(Page and application data records)

***

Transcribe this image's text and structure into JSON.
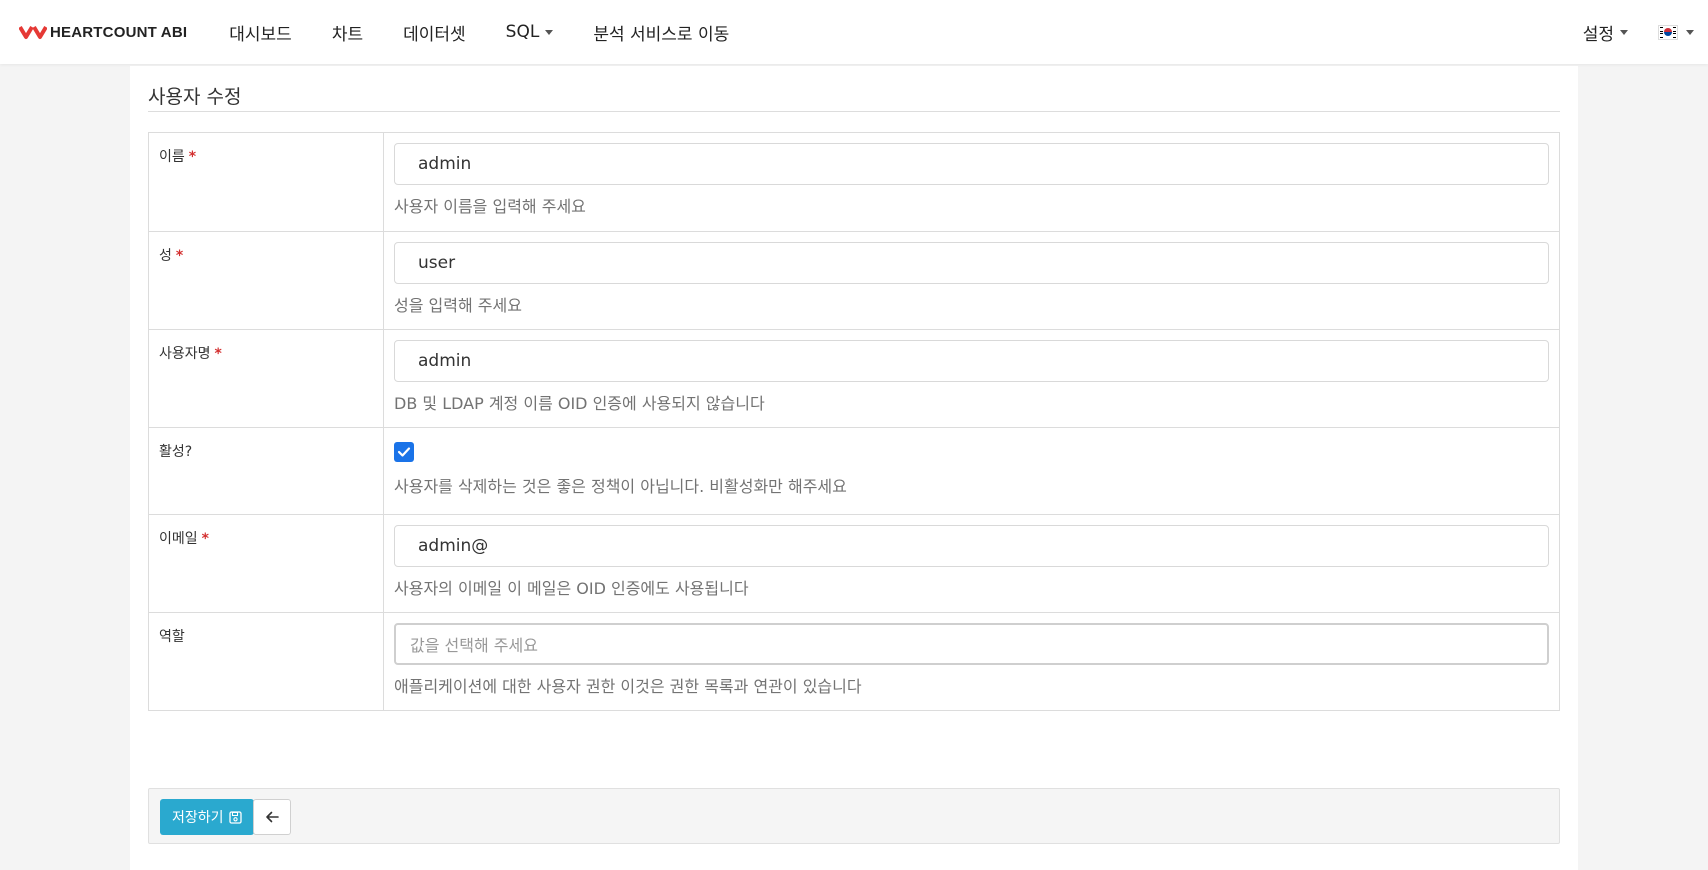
{
  "brand": {
    "name": "HEARTCOUNT ABI",
    "logo_color": "#e53935"
  },
  "nav": {
    "items": [
      {
        "label": "대시보드",
        "dropdown": false
      },
      {
        "label": "차트",
        "dropdown": false
      },
      {
        "label": "데이터셋",
        "dropdown": false
      },
      {
        "label": "SQL",
        "dropdown": true
      },
      {
        "label": "분석 서비스로 이동",
        "dropdown": false
      }
    ],
    "settings_label": "설정",
    "language_icon": "kr-flag-icon"
  },
  "page": {
    "title": "사용자 수정"
  },
  "form": {
    "first_name": {
      "label": "이름",
      "required": true,
      "value": "admin",
      "help": "사용자 이름을 입력해 주세요"
    },
    "last_name": {
      "label": "성",
      "required": true,
      "value": "user",
      "help": "성을 입력해 주세요"
    },
    "username": {
      "label": "사용자명",
      "required": true,
      "value": "admin",
      "help": "DB 및 LDAP 계정 이름 OID 인증에 사용되지 않습니다"
    },
    "active": {
      "label": "활성?",
      "checked": true,
      "help": "사용자를 삭제하는 것은 좋은 정책이 아닙니다. 비활성화만 해주세요"
    },
    "email": {
      "label": "이메일",
      "required": true,
      "value": "admin@",
      "help": "사용자의 이메일 이 메일은 OID 인증에도 사용됩니다"
    },
    "role": {
      "label": "역할",
      "placeholder": "값을 선택해 주세요",
      "help": "애플리케이션에 대한 사용자 권한 이것은 권한 목록과 연관이 있습니다"
    }
  },
  "actions": {
    "save_label": "저장하기",
    "save_color": "#2aa9cf",
    "back_icon": "arrow-left-icon"
  },
  "required_marker": "*",
  "colors": {
    "checkbox": "#1a73e8",
    "required": "#d32f2f"
  }
}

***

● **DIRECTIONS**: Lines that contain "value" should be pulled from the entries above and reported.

● **EXERCISE SOLUTION**:
      "value": "admin",
      "value": "user",
      "value": "admin",
      "value": "admin@",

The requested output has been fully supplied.